So the question that I’ve had to ask myself and that I want to ask of us all is why we don’t preach and teach God’s Word the same way.  Why don’t we clearly sound the warning of God’s Word that Christ is coming in judgment upon this world?  Why don’t we issue the call of the Gospel to repent of sin and believe in Jesus Christ?  Why don’t we make it clear that Christ is the only way of salvation for sinners?  All of these teachings are abundantly clear in God’s Word, and they become unclear only in our own modified teaching and guarded proclamation.

Perhaps one reason why we are not forthright with God’s Word is that we didn’t know our preaching and teaching were supposed to be this clear.  But such unawareness can only result from a neglect of God’s Word.

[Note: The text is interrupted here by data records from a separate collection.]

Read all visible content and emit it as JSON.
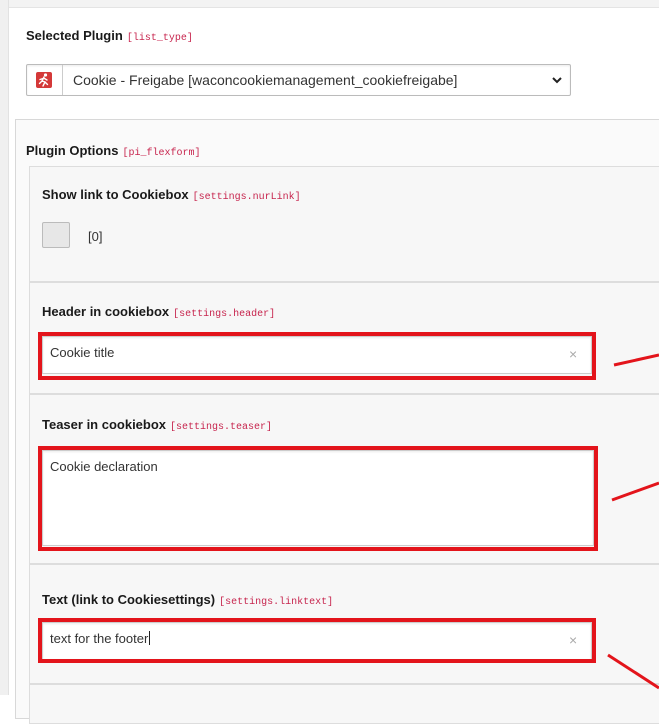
{
  "selected_plugin": {
    "label": "Selected Plugin",
    "field": "[list_type]",
    "value": "Cookie - Freigabe [waconcookiemanagement_cookiefreigabe]",
    "icon": "plugin-run-icon"
  },
  "plugin_options": {
    "label": "Plugin Options",
    "field": "[pi_flexform]",
    "show_link": {
      "label": "Show link to Cookiebox",
      "field": "[settings.nurLink]",
      "value": "[0]"
    },
    "header": {
      "label": "Header in cookiebox",
      "field": "[settings.header]",
      "value": "Cookie title"
    },
    "teaser": {
      "label": "Teaser in cookiebox",
      "field": "[settings.teaser]",
      "value": "Cookie declaration"
    },
    "linktext": {
      "label": "Text (link to Cookiesettings)",
      "field": "[settings.linktext]",
      "value": "text for the footer"
    }
  },
  "clear_glyph": "×",
  "colors": {
    "highlight": "#e3141b",
    "field_code": "#c7254e",
    "plugin_icon": "#d43838"
  }
}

Maybe the reason is because we don’t think it will work to bring sinners to faith in Christ.  Here we need to know our church history.  From the first century record of the early church in the book of Acts, to the Great Awakening of the eighteenth century in colonial America, to the ministry of evangelism today, the fruitful preaching of God’s Word has always been open and plainly spoken.

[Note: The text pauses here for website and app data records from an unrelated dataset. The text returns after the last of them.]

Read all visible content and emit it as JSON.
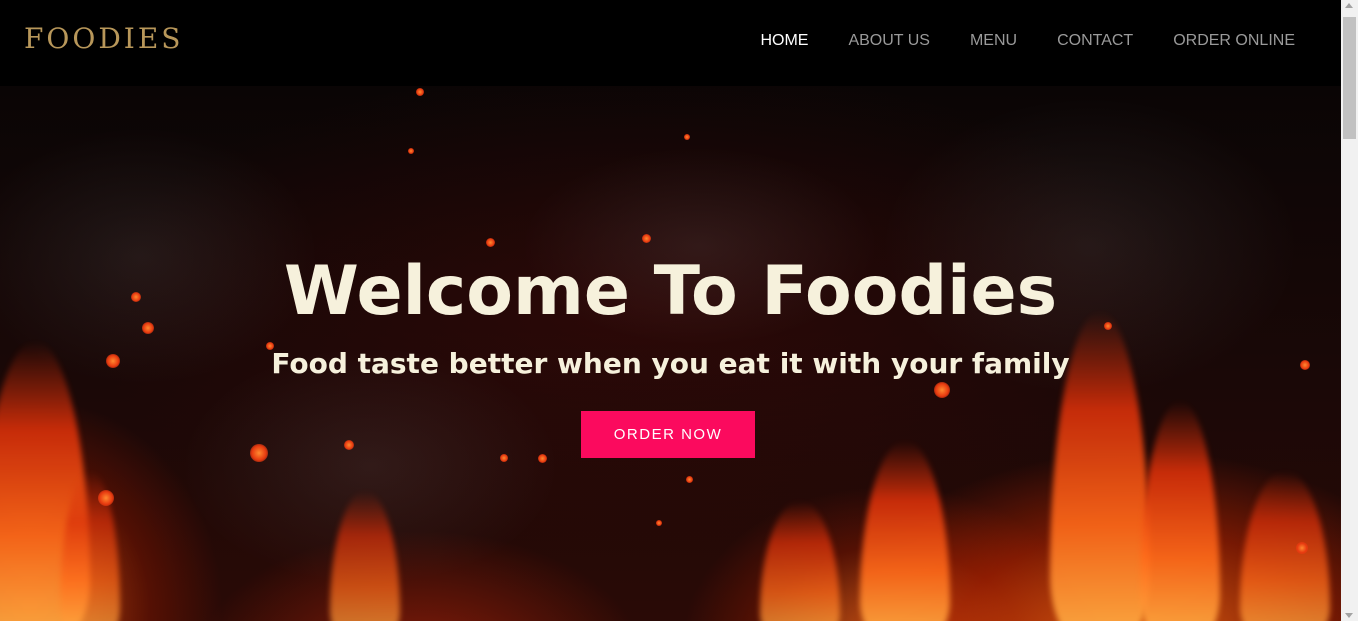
{
  "brand": {
    "logo_text": "FOODIES",
    "logo_color": "#b8975a"
  },
  "nav": {
    "items": [
      {
        "label": "HOME",
        "active": true
      },
      {
        "label": "ABOUT US",
        "active": false
      },
      {
        "label": "MENU",
        "active": false
      },
      {
        "label": "CONTACT",
        "active": false
      },
      {
        "label": "ORDER ONLINE",
        "active": false
      }
    ],
    "active_color": "#ffffff",
    "inactive_color": "#9a9a9a"
  },
  "hero": {
    "title": "Welcome To Foodies",
    "subtitle": "Food taste better when you eat it with your family",
    "cta_label": "ORDER NOW",
    "cta_color": "#fb0a5e",
    "text_color": "#f6f1dc",
    "background": "fire-embers-image"
  },
  "icons": {
    "scroll_up": "chevron-up-icon",
    "scroll_down": "chevron-down-icon"
  }
}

But the most likely reason why we are not open and plain speaking in our proclamation of God’s Word is because we know what it will cost us.  It will cost us good standing in the world.  It will cost us persecution and suffering.  For some, it may even cost the loss of property and even of life itself.  All of this Jesus made clear in His teaching to His disciples.  In the Beatitudes, Jesus said, “Blessed are you when others revile you and persecute you and utter all kinds of evil against you falsely on my account.  Rejoice and be glad, for your reward is great in heaven, for so they persecuted the prophets who were before you.”  In Mark 8:34, Jesus said, “If anyone would come after me, let him deny himself and take up his cross and follow me,” adding in verse 38, “For whoever is ashamed of me and of my words in this adulterous and sinful generation, of him will the Son of Man also be ashamed when he comes in the glory of his Father with the holy angels.”  And in John 16:2, Jesus prepares His disciples with these words- “Indeed, the hour is coming when whoever kills you will think he is offering service to God.  And they will do these things because they have not known the Father, nor me.”  So it should be no surprise when we suffer for the sake of Christ, and we rightly tremble as we set out to proclaim and uphold the Word of God in the world.  But suffering for Christ is both our calling and our privilege as His disciples.

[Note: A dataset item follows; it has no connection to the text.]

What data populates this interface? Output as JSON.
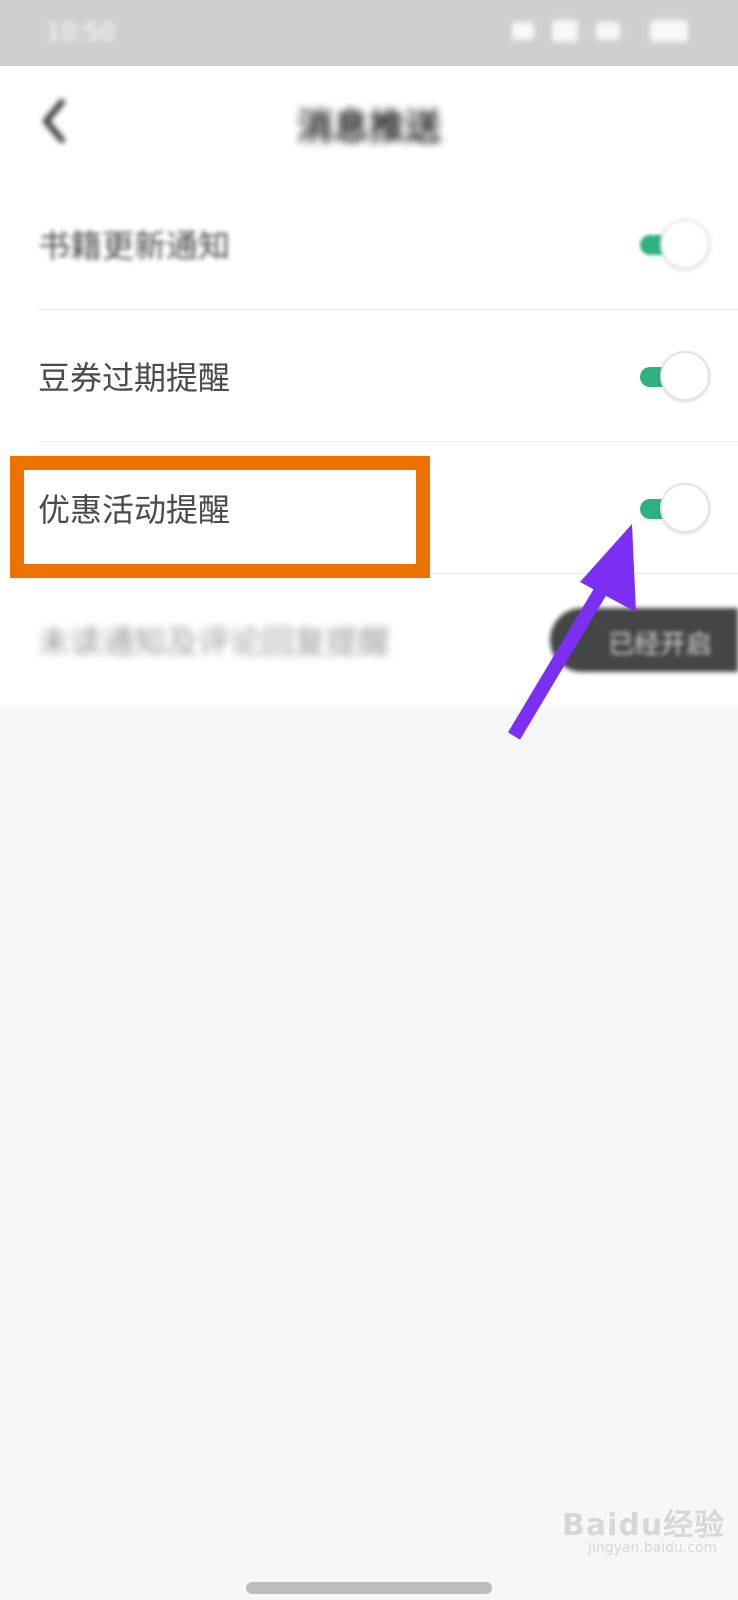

This is Ephphatha Reformation Ministries

Ephphatha Reformation Ministries is an effort to provide and encourage an open, plain speaking ministry of God’s Word.  Let parents sit their children down and teach them, not just to make them church members, not firstly to preserve a family tradition, but to save their souls from the wrath to come through faith in Christ Jesus.  Let believers understand that they are disciples of Christ and lifelong students of Christ, not to scratch an itch for spirituality, not for the sake of intellectual prowess, but to save and guard their own souls in the truth of God’s Word.  This is Ephphatha Reformation Ministries, and I hope you’ll become a part of it by receiving and supporting this effort for the glory of Christ.

Challenges Issued in this Article

Know and be convinced of the great love of Christ for you.

Understand more fully the way Christ saves you by applying Himself to you through the Spirit.

Read and study the Westminster Confession, Chapter 8, Article 8; Chapter 11, Article 4.

Read and study the Westminster Larger Catechism, Q & A 58-59.

Be open and plain speaking as you catechize (instruct) your children in God’s Word.

Take up a discipleship relationship with Christ.  Be a lifelong student of His Word.